** Data for this exercise follows **

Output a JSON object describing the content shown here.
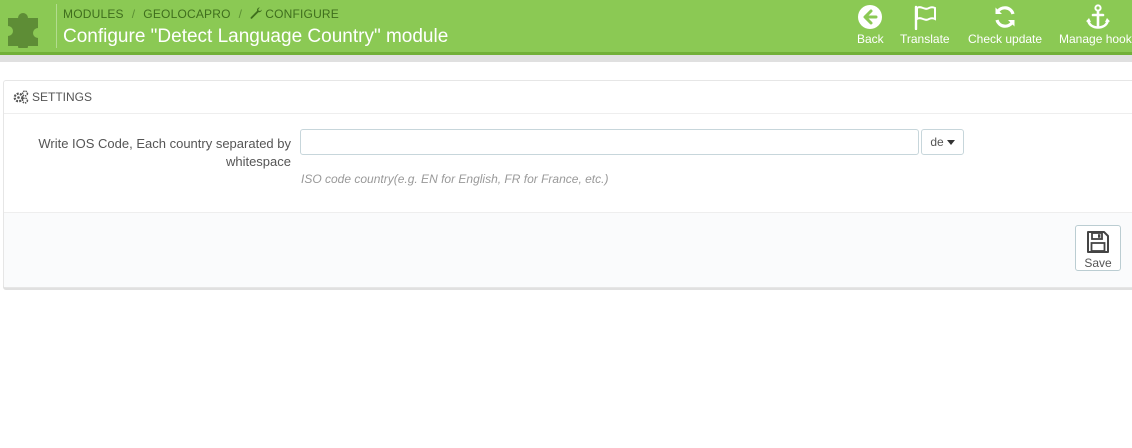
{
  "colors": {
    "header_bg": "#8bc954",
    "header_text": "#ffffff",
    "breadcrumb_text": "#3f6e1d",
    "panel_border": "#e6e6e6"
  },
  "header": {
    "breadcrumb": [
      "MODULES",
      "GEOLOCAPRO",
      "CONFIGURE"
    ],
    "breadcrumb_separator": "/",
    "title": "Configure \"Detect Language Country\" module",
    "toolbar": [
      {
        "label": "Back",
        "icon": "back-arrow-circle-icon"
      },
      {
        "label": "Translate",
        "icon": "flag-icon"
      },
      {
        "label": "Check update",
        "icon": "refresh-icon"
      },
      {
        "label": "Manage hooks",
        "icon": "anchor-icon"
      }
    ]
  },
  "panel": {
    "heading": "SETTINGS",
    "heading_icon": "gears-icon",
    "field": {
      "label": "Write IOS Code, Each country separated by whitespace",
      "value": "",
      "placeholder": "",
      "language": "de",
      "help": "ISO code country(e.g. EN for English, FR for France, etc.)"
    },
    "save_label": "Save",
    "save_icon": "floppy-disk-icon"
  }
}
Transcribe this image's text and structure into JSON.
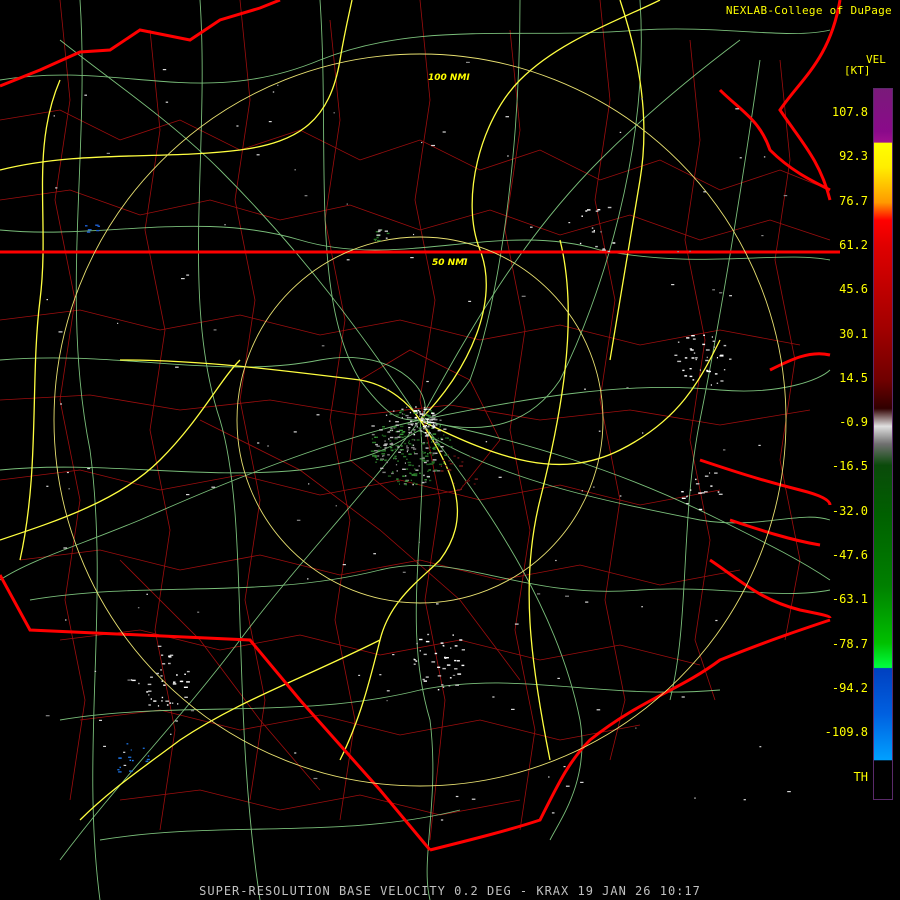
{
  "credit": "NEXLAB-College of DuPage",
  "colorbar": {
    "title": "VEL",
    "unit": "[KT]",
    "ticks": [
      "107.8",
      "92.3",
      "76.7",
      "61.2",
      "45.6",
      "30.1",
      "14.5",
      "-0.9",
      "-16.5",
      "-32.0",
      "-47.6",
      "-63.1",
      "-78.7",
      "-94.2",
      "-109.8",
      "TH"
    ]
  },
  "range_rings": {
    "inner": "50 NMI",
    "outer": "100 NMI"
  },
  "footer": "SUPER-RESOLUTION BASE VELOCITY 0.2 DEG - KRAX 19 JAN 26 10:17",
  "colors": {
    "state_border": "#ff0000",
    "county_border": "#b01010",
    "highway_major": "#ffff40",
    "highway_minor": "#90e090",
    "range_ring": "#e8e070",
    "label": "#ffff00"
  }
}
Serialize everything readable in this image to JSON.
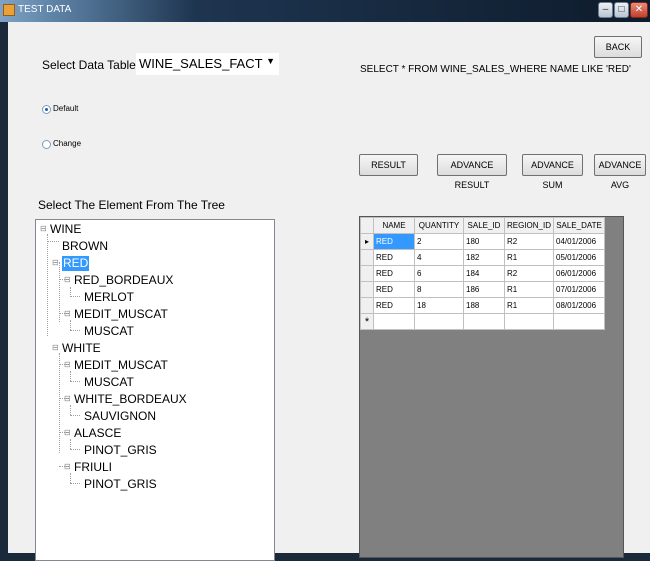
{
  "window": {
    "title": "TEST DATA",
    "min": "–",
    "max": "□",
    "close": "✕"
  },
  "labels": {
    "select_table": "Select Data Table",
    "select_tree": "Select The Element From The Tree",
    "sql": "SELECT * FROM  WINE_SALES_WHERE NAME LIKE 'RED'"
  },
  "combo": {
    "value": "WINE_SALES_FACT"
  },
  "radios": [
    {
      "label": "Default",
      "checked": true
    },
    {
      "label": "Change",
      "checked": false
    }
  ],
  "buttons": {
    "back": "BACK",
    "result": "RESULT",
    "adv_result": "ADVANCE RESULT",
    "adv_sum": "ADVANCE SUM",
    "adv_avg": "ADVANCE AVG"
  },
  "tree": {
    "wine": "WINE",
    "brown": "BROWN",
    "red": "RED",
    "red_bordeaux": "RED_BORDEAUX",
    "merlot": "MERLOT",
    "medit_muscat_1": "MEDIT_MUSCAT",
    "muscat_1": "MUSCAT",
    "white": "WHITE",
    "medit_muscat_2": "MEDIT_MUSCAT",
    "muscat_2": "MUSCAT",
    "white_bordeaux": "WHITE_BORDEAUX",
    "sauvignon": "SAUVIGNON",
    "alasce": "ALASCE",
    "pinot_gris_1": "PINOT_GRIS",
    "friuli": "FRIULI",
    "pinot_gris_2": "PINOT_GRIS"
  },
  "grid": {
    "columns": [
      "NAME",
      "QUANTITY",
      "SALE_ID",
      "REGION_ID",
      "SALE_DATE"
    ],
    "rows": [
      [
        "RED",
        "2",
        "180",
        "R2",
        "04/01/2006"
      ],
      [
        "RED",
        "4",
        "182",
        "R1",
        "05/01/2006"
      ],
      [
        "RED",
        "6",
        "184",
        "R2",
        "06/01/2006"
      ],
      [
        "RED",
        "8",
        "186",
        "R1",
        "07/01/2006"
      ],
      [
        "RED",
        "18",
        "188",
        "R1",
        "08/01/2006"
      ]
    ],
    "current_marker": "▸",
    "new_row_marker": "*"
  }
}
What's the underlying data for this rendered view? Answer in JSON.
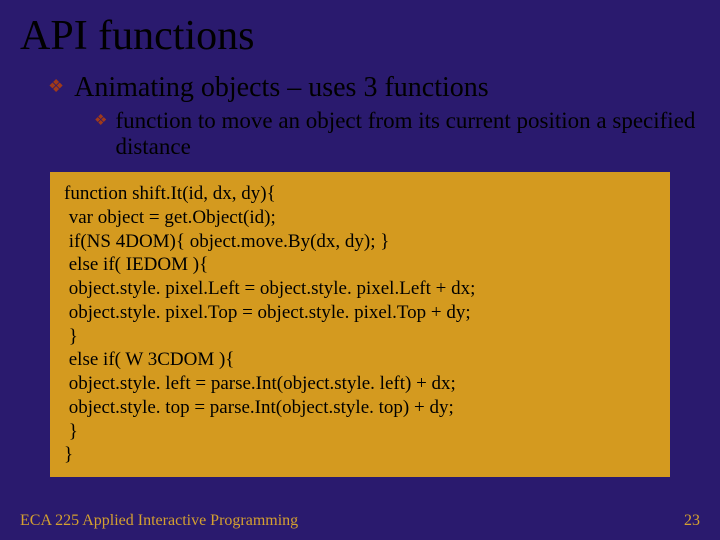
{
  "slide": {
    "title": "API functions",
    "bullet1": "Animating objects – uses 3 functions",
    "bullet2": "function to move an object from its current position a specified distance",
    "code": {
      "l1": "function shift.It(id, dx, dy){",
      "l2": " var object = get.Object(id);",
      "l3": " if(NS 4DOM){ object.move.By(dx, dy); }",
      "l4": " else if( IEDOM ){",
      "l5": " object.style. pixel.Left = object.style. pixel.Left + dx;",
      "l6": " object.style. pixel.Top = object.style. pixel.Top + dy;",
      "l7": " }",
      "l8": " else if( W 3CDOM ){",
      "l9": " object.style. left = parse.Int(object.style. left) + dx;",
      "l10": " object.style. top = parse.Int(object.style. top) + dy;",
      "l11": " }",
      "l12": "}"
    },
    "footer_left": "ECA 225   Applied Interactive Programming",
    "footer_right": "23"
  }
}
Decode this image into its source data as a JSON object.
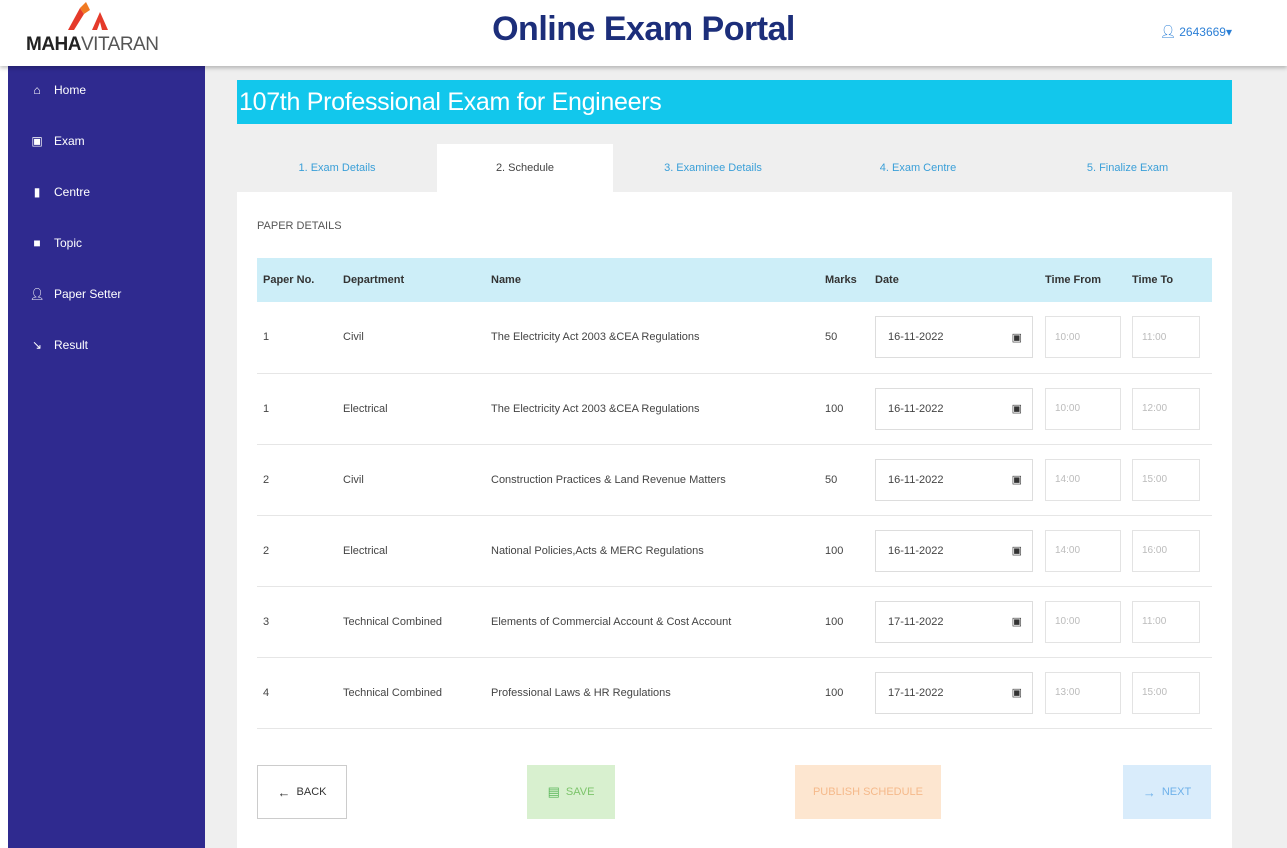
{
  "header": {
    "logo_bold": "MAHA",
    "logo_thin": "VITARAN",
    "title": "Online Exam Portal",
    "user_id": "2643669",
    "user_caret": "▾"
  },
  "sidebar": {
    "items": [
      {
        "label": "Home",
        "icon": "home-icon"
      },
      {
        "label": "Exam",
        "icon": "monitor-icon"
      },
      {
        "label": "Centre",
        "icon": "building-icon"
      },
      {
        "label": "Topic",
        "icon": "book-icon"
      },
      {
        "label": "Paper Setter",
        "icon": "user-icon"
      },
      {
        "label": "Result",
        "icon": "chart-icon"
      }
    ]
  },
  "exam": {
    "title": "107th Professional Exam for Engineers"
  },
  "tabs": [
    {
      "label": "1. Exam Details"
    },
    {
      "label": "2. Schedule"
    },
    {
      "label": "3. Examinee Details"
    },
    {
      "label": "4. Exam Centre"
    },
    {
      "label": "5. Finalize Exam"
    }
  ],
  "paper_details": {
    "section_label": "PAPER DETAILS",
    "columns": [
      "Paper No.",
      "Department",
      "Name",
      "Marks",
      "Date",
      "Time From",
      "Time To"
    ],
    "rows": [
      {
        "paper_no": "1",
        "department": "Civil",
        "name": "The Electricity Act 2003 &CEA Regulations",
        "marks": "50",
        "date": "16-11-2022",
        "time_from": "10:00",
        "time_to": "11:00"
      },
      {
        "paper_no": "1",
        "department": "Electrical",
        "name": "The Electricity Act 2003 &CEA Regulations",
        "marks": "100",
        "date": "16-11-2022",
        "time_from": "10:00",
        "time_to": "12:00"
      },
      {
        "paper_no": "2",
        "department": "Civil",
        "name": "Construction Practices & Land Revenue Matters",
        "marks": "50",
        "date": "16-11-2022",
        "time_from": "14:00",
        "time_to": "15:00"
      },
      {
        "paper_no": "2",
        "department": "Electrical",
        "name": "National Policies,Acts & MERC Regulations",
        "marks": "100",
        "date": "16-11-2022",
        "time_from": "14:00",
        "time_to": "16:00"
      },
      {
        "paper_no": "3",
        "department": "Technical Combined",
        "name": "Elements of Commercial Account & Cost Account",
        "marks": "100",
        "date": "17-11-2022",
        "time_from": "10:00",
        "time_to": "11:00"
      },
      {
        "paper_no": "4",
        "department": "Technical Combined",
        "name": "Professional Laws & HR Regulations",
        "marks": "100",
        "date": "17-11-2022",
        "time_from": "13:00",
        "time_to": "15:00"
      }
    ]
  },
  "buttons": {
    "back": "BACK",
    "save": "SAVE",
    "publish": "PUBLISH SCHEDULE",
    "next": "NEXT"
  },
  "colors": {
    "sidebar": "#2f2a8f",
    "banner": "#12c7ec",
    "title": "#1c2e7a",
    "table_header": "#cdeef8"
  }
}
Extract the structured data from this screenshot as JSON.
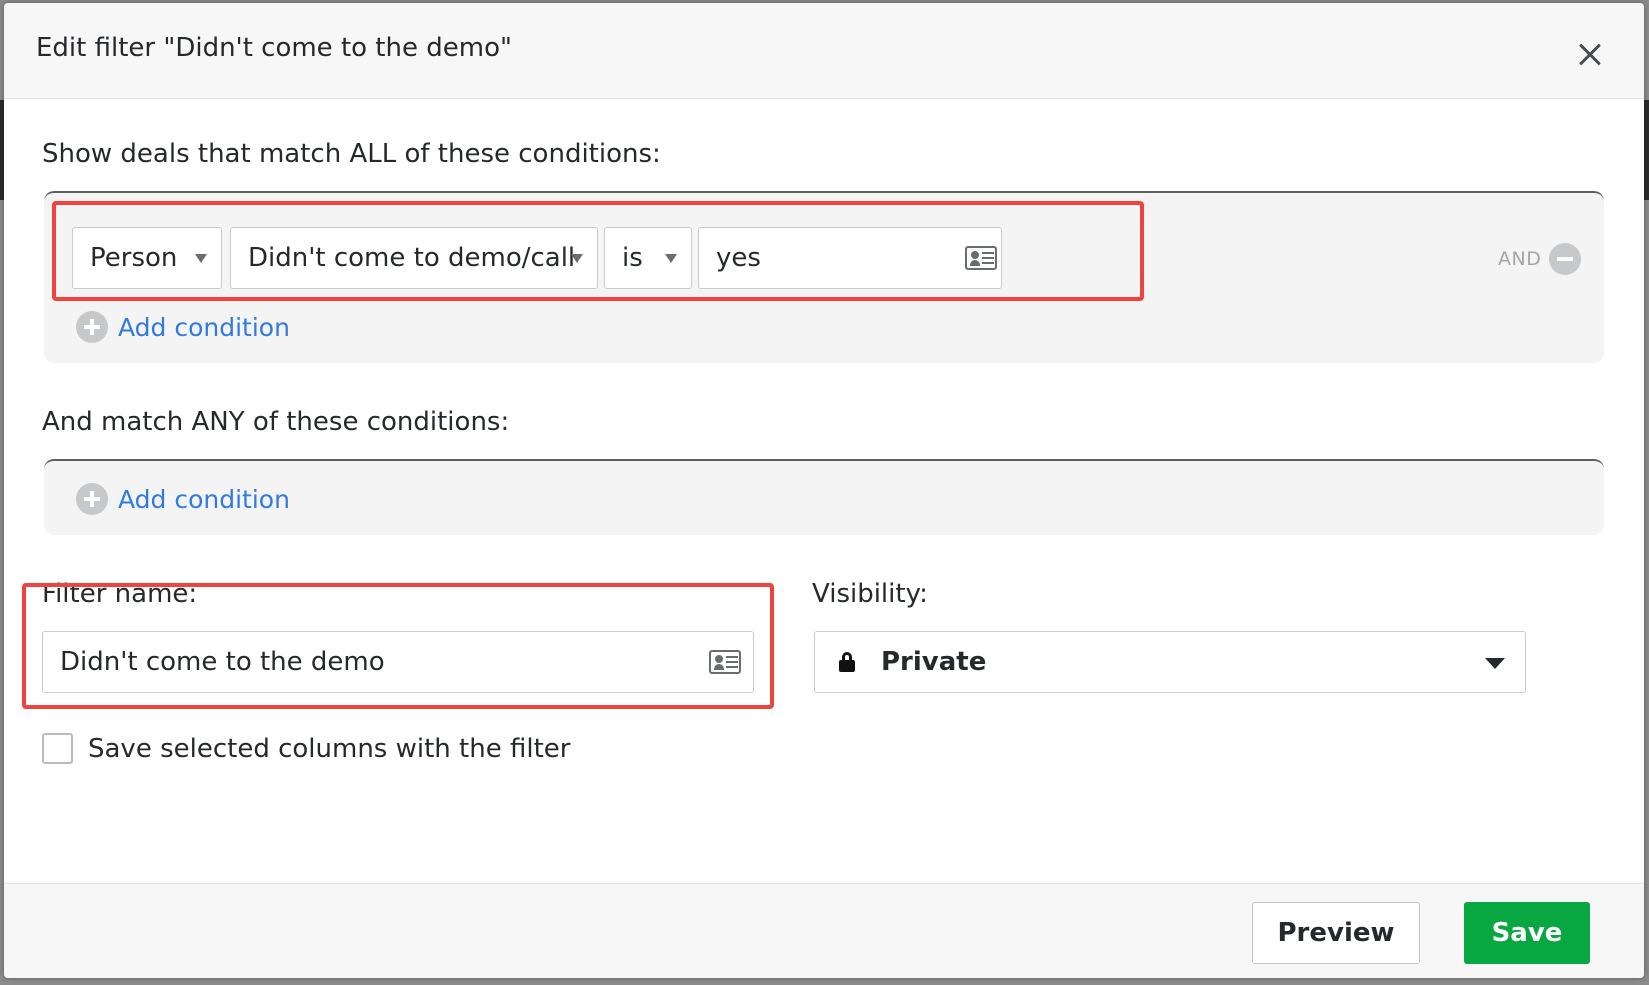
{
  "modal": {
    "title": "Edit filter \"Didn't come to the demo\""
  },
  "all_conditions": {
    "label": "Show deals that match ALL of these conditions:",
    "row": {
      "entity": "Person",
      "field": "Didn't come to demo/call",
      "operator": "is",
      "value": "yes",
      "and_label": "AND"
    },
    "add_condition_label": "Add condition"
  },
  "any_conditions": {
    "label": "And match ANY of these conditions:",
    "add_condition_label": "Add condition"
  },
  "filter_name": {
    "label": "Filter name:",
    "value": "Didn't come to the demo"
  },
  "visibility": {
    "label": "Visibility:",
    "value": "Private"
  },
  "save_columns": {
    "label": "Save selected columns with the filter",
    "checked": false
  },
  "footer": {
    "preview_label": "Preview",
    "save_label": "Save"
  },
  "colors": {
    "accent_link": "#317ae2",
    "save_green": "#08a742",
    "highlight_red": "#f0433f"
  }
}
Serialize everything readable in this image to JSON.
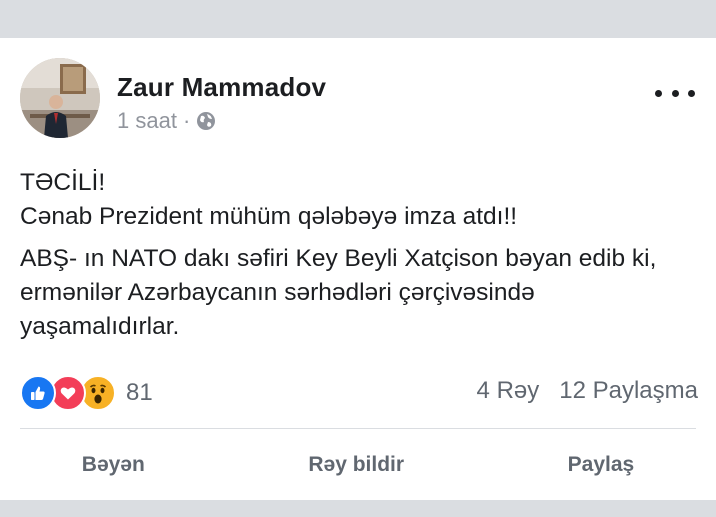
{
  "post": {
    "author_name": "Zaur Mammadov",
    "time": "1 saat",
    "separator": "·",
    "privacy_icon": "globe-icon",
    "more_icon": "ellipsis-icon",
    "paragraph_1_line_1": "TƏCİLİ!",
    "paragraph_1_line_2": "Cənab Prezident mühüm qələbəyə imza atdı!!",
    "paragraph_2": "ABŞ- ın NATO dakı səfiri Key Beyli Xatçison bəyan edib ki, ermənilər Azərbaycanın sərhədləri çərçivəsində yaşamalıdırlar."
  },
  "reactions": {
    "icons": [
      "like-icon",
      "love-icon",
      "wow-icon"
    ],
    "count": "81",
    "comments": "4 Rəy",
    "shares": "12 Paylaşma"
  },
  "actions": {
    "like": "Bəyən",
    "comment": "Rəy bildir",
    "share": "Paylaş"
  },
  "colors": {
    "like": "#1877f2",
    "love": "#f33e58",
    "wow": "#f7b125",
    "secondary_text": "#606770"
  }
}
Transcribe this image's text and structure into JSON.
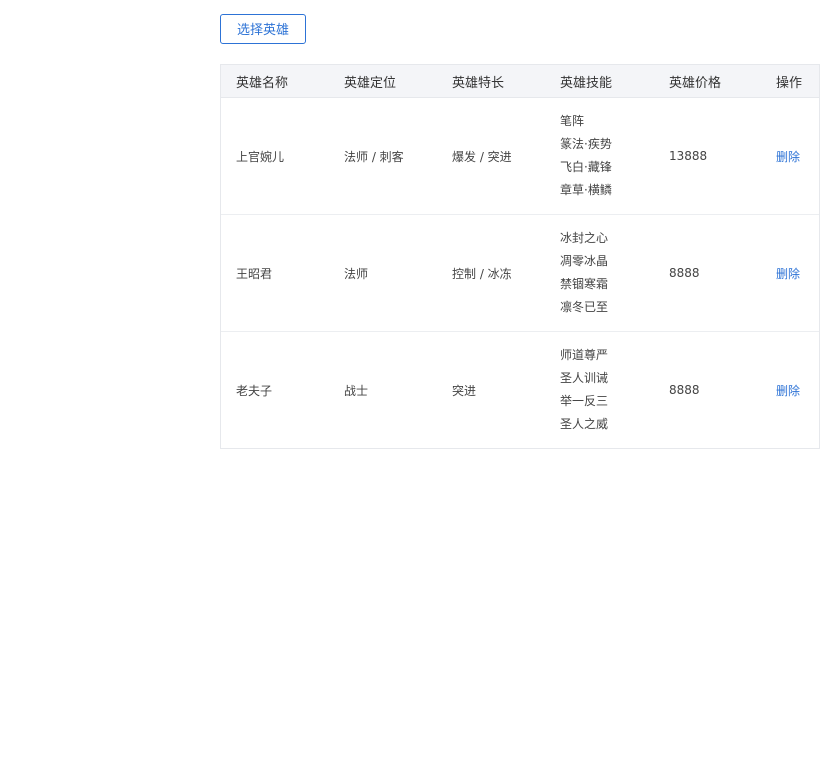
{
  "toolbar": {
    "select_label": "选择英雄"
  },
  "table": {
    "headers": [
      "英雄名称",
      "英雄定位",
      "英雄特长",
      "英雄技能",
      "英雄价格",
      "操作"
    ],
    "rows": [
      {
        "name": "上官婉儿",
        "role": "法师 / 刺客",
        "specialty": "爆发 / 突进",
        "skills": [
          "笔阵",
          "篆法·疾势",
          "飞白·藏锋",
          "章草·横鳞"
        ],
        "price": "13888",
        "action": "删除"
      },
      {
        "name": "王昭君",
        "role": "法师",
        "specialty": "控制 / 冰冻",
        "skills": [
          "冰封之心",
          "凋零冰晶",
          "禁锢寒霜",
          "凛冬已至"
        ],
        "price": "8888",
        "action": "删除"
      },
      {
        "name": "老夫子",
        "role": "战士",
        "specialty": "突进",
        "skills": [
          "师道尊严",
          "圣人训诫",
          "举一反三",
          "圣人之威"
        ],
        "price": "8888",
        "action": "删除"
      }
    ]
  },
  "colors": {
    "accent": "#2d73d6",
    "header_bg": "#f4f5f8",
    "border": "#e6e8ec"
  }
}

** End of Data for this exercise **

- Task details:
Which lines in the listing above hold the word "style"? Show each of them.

- Exercise solution:
      "l5": " object.style. pixel.Left = object.style. pixel.Left + dx;",
      "l6": " object.style. pixel.Top = object.style. pixel.Top + dy;",
      "l9": " object.style. left = parse.Int(object.style. left) + dx;",
      "l10": " object.style. top = parse.Int(object.style. top) + dy;",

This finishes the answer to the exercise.